Description of the task ▸
Using the listing below, work out how many lines carry the word "Running", and state nothing but that number.

Records shown ▸
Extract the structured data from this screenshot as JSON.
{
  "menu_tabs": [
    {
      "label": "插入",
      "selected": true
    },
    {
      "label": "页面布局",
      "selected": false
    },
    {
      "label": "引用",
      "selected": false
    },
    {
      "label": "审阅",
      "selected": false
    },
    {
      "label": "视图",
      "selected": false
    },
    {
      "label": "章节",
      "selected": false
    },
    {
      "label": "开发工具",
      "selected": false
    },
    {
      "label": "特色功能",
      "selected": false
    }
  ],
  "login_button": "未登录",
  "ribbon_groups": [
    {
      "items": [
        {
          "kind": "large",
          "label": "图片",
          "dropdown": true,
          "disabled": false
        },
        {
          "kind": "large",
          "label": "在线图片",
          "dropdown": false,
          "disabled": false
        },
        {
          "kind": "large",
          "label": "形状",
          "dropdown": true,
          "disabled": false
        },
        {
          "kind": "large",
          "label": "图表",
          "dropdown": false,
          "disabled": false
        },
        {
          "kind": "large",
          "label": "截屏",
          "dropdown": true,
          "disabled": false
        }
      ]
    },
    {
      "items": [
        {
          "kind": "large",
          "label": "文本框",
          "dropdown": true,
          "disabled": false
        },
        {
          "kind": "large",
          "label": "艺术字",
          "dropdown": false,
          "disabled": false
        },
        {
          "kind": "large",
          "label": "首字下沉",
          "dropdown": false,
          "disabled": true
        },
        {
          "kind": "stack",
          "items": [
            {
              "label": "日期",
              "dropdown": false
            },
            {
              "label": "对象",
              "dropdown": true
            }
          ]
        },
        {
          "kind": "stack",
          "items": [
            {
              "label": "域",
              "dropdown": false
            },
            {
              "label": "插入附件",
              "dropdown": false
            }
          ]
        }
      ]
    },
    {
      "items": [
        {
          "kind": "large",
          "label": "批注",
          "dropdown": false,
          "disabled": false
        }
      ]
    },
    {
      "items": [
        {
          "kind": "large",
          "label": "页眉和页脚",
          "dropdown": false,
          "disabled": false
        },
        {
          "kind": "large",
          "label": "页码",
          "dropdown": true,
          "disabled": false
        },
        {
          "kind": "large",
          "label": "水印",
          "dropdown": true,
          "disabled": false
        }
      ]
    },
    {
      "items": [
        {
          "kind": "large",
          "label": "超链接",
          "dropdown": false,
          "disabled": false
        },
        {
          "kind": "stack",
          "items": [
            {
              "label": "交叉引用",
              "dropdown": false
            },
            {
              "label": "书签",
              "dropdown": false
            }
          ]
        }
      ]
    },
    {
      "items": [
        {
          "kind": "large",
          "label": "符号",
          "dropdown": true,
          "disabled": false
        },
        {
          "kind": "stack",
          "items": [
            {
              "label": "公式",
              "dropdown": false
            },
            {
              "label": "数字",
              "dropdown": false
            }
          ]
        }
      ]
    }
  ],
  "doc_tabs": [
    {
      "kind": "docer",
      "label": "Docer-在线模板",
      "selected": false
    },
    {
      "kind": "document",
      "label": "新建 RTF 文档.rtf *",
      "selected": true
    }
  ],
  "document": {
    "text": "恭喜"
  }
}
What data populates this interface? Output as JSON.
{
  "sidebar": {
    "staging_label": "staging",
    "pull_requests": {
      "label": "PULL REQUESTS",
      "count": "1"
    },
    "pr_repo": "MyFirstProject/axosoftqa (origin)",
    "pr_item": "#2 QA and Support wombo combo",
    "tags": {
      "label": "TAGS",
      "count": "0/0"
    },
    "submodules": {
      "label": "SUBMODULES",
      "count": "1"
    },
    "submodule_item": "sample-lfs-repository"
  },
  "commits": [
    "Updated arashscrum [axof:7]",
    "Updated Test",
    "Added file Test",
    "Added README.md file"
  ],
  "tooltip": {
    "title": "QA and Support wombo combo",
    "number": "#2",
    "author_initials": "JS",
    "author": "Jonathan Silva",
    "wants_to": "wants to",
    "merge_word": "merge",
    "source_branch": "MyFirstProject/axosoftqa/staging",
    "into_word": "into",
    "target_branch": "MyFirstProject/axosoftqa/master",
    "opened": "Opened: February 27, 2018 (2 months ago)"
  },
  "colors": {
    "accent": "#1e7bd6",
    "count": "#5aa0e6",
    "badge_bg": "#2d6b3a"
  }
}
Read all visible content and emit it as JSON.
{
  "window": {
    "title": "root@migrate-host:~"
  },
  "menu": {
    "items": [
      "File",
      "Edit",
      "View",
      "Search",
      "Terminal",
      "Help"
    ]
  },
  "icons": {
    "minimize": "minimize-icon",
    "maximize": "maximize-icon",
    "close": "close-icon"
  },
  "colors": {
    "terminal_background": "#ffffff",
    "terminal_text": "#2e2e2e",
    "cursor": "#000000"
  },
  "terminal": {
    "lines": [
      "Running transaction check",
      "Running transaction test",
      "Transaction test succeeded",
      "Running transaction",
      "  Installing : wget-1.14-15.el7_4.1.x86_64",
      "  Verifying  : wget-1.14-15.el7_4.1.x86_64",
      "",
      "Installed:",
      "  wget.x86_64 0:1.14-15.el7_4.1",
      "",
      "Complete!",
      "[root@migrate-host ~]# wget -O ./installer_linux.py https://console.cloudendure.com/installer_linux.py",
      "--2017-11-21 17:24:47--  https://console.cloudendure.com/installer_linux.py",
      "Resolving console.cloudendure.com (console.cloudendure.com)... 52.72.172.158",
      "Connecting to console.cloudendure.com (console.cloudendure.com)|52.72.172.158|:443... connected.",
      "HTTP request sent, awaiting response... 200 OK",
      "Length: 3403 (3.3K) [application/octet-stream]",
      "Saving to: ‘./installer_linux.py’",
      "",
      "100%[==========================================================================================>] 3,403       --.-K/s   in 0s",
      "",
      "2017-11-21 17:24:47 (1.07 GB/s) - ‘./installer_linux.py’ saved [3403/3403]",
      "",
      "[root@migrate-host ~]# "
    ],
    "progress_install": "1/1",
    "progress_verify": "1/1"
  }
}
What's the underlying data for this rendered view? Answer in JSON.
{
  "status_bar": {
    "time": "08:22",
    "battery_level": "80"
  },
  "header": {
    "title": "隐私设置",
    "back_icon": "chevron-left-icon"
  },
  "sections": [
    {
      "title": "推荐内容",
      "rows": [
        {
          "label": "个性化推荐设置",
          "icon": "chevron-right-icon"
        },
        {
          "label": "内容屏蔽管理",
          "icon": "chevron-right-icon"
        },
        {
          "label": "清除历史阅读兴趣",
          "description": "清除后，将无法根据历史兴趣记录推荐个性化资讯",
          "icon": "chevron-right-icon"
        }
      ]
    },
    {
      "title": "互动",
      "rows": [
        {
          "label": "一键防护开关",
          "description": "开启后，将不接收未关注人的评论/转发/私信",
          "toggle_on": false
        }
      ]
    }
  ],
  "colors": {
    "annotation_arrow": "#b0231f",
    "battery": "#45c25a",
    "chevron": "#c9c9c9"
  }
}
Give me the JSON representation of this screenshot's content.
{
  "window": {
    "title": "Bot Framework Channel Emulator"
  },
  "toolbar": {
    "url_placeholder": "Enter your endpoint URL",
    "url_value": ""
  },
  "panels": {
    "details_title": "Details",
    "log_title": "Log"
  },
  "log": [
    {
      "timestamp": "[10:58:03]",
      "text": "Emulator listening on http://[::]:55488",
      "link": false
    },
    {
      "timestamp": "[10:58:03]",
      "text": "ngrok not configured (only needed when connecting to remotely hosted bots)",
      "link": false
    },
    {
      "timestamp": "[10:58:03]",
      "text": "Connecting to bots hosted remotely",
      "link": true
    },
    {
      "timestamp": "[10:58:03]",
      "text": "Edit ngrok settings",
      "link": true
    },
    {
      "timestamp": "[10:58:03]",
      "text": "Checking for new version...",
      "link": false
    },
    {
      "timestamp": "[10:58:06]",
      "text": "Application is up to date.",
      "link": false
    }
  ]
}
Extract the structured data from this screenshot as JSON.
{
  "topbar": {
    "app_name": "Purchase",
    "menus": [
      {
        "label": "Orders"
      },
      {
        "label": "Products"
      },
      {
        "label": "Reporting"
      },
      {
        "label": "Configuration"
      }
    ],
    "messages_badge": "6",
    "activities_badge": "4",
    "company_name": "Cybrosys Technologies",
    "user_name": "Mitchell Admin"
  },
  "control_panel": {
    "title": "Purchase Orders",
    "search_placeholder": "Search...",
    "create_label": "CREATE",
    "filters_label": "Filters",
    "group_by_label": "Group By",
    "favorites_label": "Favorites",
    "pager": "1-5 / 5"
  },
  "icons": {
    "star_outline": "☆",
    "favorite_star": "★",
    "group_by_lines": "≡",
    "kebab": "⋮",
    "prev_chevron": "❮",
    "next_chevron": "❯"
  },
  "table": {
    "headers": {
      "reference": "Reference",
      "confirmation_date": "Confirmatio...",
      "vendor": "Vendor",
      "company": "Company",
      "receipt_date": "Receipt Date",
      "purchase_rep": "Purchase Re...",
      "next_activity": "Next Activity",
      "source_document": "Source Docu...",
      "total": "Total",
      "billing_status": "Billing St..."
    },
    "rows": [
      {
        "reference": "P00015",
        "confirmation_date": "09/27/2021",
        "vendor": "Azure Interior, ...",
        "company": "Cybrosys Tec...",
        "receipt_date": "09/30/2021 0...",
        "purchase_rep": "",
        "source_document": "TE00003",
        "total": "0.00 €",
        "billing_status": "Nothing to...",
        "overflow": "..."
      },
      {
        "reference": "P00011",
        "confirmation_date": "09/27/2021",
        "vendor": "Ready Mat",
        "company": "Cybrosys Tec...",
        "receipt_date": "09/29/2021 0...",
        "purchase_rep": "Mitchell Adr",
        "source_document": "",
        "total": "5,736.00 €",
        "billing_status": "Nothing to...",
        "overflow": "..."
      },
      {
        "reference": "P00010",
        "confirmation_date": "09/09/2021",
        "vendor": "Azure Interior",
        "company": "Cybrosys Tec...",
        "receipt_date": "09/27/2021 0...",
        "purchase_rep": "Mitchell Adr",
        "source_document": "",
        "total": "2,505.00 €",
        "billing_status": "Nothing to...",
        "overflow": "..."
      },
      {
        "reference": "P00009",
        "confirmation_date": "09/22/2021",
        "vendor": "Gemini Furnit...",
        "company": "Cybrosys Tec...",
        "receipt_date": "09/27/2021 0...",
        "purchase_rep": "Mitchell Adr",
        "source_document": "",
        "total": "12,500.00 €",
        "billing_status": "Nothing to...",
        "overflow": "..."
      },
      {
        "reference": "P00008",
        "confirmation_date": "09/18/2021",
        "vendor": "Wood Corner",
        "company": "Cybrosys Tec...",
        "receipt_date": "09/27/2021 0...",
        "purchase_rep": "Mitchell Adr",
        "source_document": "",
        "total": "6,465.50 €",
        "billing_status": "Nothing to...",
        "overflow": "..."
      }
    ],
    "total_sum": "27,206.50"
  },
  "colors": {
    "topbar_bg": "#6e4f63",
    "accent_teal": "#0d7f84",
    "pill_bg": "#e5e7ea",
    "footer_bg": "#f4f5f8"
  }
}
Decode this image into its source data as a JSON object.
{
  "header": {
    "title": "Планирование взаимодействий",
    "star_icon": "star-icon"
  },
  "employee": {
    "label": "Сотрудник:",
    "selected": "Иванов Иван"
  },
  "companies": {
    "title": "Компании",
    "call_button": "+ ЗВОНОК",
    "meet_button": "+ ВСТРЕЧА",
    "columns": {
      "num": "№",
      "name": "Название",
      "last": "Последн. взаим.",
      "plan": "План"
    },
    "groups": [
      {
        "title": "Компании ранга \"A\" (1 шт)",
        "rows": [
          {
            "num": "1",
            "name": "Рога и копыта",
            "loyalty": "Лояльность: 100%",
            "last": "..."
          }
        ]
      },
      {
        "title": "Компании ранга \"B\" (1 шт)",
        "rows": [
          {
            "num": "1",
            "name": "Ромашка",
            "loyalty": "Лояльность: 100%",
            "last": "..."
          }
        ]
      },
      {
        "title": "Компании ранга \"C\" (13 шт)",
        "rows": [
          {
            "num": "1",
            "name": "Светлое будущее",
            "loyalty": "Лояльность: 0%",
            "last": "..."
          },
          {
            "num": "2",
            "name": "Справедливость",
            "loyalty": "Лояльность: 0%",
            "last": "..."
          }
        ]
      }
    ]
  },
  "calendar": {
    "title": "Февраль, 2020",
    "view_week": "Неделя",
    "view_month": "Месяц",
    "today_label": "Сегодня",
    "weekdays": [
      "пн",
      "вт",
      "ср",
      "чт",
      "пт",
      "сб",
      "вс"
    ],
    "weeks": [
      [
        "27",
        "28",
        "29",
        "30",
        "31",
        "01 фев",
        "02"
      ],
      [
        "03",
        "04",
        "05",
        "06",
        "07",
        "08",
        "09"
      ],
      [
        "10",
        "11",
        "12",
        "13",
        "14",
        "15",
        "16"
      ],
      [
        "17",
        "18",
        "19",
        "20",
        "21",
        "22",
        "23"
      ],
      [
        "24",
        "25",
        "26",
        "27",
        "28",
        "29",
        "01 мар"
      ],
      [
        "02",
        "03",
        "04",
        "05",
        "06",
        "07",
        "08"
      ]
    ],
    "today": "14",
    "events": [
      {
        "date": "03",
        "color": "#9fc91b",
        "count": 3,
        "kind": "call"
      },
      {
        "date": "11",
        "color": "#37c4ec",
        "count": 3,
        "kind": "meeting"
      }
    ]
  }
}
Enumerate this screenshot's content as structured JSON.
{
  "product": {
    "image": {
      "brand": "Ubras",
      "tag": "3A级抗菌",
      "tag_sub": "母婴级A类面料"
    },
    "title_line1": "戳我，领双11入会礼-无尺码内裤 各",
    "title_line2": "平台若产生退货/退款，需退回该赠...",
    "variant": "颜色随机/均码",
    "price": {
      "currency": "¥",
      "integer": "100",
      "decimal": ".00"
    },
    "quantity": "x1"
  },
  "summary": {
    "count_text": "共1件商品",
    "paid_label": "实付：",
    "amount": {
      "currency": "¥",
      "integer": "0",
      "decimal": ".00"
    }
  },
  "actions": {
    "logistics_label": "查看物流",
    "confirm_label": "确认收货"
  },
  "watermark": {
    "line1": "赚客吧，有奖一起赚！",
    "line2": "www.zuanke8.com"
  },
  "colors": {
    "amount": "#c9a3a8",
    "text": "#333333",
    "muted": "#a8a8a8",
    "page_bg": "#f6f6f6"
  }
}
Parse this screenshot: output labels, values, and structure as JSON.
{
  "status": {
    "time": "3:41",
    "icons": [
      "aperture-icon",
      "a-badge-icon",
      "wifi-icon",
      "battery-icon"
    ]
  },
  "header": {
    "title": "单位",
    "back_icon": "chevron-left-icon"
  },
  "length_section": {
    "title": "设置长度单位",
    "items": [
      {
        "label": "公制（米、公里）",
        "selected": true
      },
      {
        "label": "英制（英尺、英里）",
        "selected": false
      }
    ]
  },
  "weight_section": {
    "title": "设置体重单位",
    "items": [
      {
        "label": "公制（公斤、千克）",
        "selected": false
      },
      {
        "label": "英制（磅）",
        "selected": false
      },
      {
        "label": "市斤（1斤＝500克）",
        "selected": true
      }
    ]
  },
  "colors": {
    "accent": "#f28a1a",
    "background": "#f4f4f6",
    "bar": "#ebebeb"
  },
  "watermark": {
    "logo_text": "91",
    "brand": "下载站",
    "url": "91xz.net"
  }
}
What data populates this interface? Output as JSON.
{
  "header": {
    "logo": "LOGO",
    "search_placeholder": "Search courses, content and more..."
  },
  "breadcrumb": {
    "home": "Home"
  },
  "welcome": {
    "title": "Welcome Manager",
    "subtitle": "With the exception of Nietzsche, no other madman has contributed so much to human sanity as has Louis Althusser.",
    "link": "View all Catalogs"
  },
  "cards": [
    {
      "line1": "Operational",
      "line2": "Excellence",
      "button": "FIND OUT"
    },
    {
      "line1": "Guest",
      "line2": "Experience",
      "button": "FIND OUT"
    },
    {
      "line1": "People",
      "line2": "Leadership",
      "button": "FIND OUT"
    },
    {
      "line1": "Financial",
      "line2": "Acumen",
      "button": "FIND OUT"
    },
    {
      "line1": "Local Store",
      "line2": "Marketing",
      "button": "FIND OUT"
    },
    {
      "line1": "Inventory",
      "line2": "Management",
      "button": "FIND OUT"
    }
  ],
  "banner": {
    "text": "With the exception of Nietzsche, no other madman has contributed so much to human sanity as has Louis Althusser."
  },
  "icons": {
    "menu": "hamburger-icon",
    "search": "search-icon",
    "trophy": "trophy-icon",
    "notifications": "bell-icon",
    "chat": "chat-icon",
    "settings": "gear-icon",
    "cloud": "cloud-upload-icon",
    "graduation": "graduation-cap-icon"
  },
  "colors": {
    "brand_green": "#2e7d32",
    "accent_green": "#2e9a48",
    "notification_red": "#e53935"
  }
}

Answer section ▸
3